4. A method of forming a vessel suitable for storing fluids under pressure comprising arranging a plurality of segments of a material substant-ially impermeable to said fluid in both the longitudinal and transverse directions to form a pattern, each segment being spaced from the other segments of the pattern, winding a layer of lamentary material over said pattern, arranging a second plurality of said segments in a second pattern on said layer, the segments of said second pattern being displaced from the segments of the first pattern, winding a second layer of lamentary material over said second pattern, and continuing to alternate said patterns and said layers with each of said patterns being off-set from the preceding pattern until a complete impermeable surface is formed.

5. The method of claim 4 wherein said lamen-tary material is a lament reinforced resin material and wherein said resin material is ol'ed after said surface is built up to form an integral structure.

6. The method of claim 5 wherein said first pattern is arranged on a mandrel, said mandrel being removed after said structure is cured.

7. The method of claim 5 wherein said rst pattern is arranged on a layer of lamentary material wound on a mandrel, said mandrel being removed after said structure is cured.
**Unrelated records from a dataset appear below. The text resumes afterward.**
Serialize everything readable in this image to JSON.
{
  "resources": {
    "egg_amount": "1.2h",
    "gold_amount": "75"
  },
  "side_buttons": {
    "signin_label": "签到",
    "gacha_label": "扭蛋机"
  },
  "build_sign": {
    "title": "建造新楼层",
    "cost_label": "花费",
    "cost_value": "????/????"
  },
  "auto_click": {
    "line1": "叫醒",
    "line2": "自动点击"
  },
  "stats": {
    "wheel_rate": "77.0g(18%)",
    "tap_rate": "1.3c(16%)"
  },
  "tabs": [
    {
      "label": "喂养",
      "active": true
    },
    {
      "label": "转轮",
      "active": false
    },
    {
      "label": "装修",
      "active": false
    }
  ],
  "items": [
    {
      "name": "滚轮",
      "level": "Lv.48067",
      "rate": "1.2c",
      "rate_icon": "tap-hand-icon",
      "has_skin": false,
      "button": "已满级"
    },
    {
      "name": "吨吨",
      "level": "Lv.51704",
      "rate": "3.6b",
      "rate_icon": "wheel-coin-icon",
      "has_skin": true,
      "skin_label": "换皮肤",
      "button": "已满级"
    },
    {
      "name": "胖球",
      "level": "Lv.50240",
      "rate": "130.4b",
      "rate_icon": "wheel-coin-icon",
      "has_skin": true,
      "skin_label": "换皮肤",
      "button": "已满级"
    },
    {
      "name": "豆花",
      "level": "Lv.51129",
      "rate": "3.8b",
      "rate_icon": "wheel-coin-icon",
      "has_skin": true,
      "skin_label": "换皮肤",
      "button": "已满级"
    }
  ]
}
References Cited by the Examiner UNITED STATES PATENTS 2,253,093 8/ 1941 Reichle et al v 220-3 2,594,693 4/ 1952 Smith.

3,047,191 7/1962 Young 2T 220,-83 3,115,271 12/1963 Anderson et al 4 220,-83 3,137,405 6/ 1964 Gorcey 7.2. 220-63 THERON E. CONDON, Primary Examiner.
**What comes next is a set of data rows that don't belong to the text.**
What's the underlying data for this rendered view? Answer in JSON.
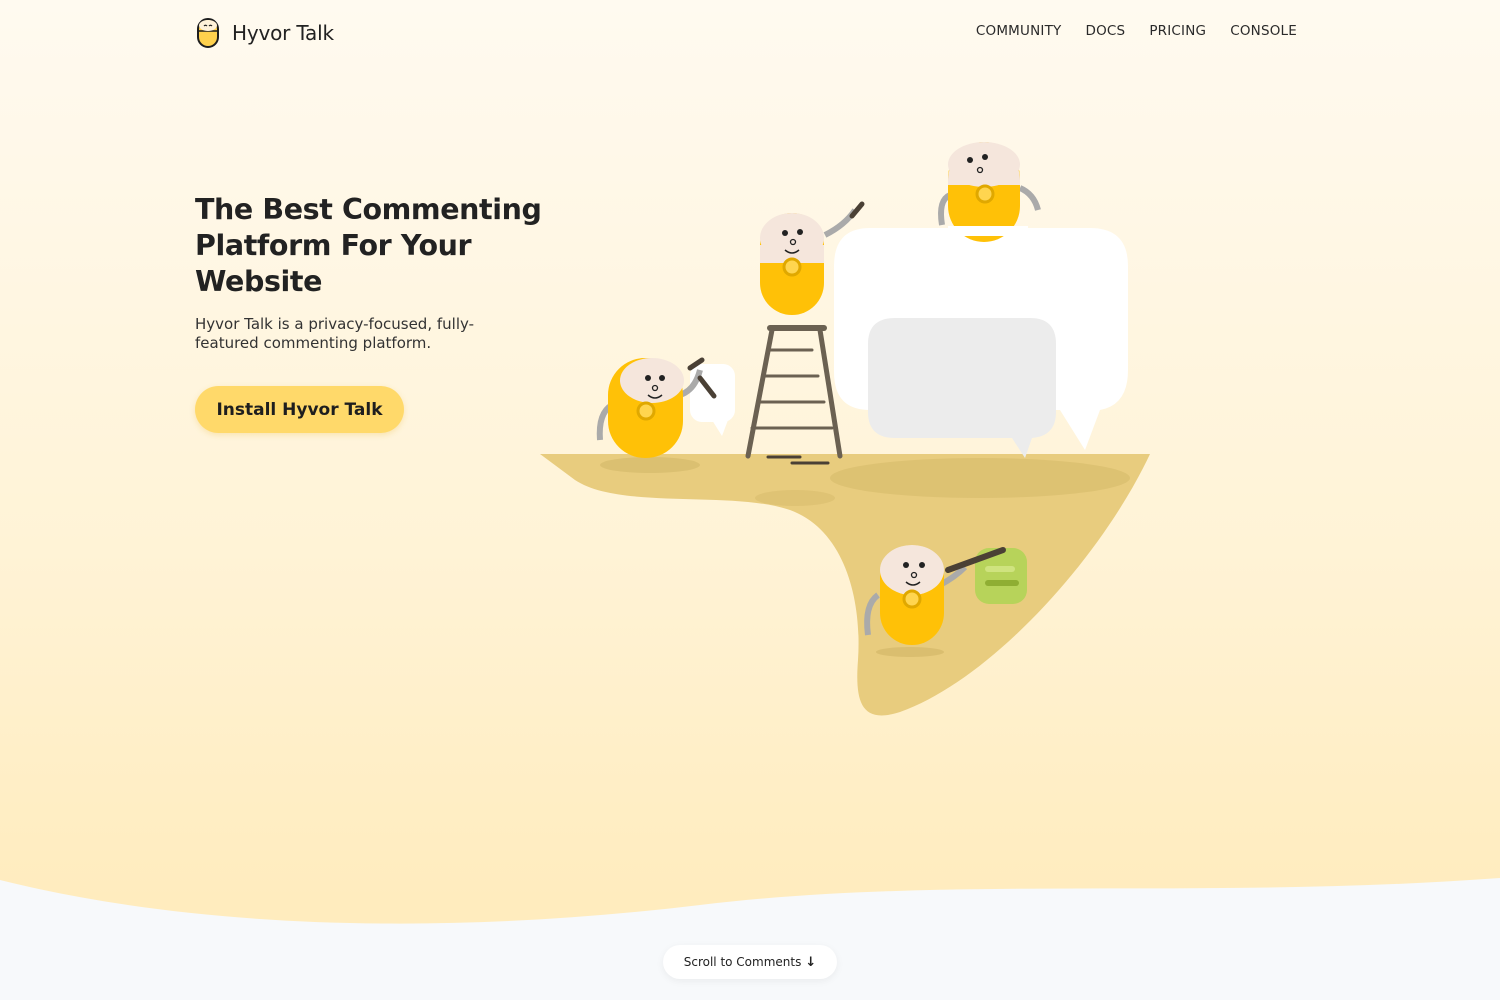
{
  "app": {
    "logo_text": "Hyvor Talk",
    "logo_icon": "hyvor-mascot-icon"
  },
  "nav": {
    "items": [
      {
        "label": "COMMUNITY"
      },
      {
        "label": "DOCS"
      },
      {
        "label": "PRICING"
      },
      {
        "label": "CONSOLE"
      }
    ]
  },
  "hero": {
    "title": "The Best Commenting Platform For Your Website",
    "subtitle": "Hyvor Talk is a privacy-focused, fully-featured commenting platform.",
    "cta_label": "Install Hyvor Talk"
  },
  "scroll": {
    "label": "Scroll to Comments",
    "icon": "arrow-down-icon"
  },
  "colors": {
    "accent": "#ffd96a",
    "mascot_body": "#ffc107",
    "ground": "#e8cc7e",
    "background_bottom": "#f7f9fb"
  }
}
R. H. SCHWARTZ, Assistant Examiner.

Patent Citations
Cited PatentFiling datePublication dateApplicantTitle
US2253093 *Jun 2, 1939Aug 19, 1941William E CurrieHigh-pressure vessel
US2594693 *Dec 7, 1948Apr 29, 1952Sharples CorpHollow circular article and method of making same
US3047191 *Nov 26, 1957Jul 31, 1962Hercules Powder Co LtdFilament wound vessels and methods for forming same
US3115271 *Aug 15, 1958Dec 24, 1963Minnesota Mining & MfgMethod of constructing a reinforced resin, cone-shaped structure and product
US3137405 *Dec 18, 1961Jun 16, 1964North American Aviation IncPressure vessel
Referenced by
Citing PatentFiling datePublication dateApplicantTitle
US3535179 *Aug 11, 1967Oct 20, 1970Dryden Hugh LMethod of making a filament-wound container
US3655468 *Apr 13, 1970Apr 11, 1972Owens Corning Fiberglass CorpFluid-handling constructions, apparatus and methods of production
US3786956 *Jun 3, 1970Jan 22, 1974P TaborContainer for explosive charge
US3874544 *Mar 21, 1973Apr 1, 1975Amolga CorpPressure vessel with liner
US4369894 *Dec 29, 1980Jan 25, 1983Brunswick CorporationFilament wound vessels
US7700047Jun 6, 2007Apr 20, 2010Ch2M Hill Constructors, Inc.System and method for treatment of hazardous materials, e.g., unexploded chemical warfare ordinance
US8573108 *Feb 19, 2007Nov 5, 2013Dynasafe International AbDestruction chamber with replaceable inner fragmentation protection in the form of a large number of individually easily handled segments, combined with one another to form one unit
US8661960 *Aug 21, 2009Mar 4, 2014Dynasafe International AbClosed vessel arrangement for safe destruction of rocket motors
US20090044693 *Feb 19, 2007Feb 19, 2009Olcon Engineering AbDestruction chamber with replaceable inner fragmentation protection in the form of a large number of individually easily handled segments, combined with one another to form one unit
US20120144982 *Aug 21, 2009Jun 14, 2012Area Clearance Services Sweden AbClosed vessel arrangement for safe destruction of rocket motors
EP0353850A2 *Jun 22, 1989Feb 7, 1990The British Petroleum Company P.L.C.Container for high pressure gases
Classifications
U.S. Classification220/590, 220/560.4, 156/298, 220/62.19, 220/901, 156/173, 200/83.00J, 220/DIG.230, 86/50
International ClassificationF17C1/16
Cooperative ClassificationF17C2209/2163, Y10S220/23, Y10S220/901, F17C1/16
European ClassificationF17C1/16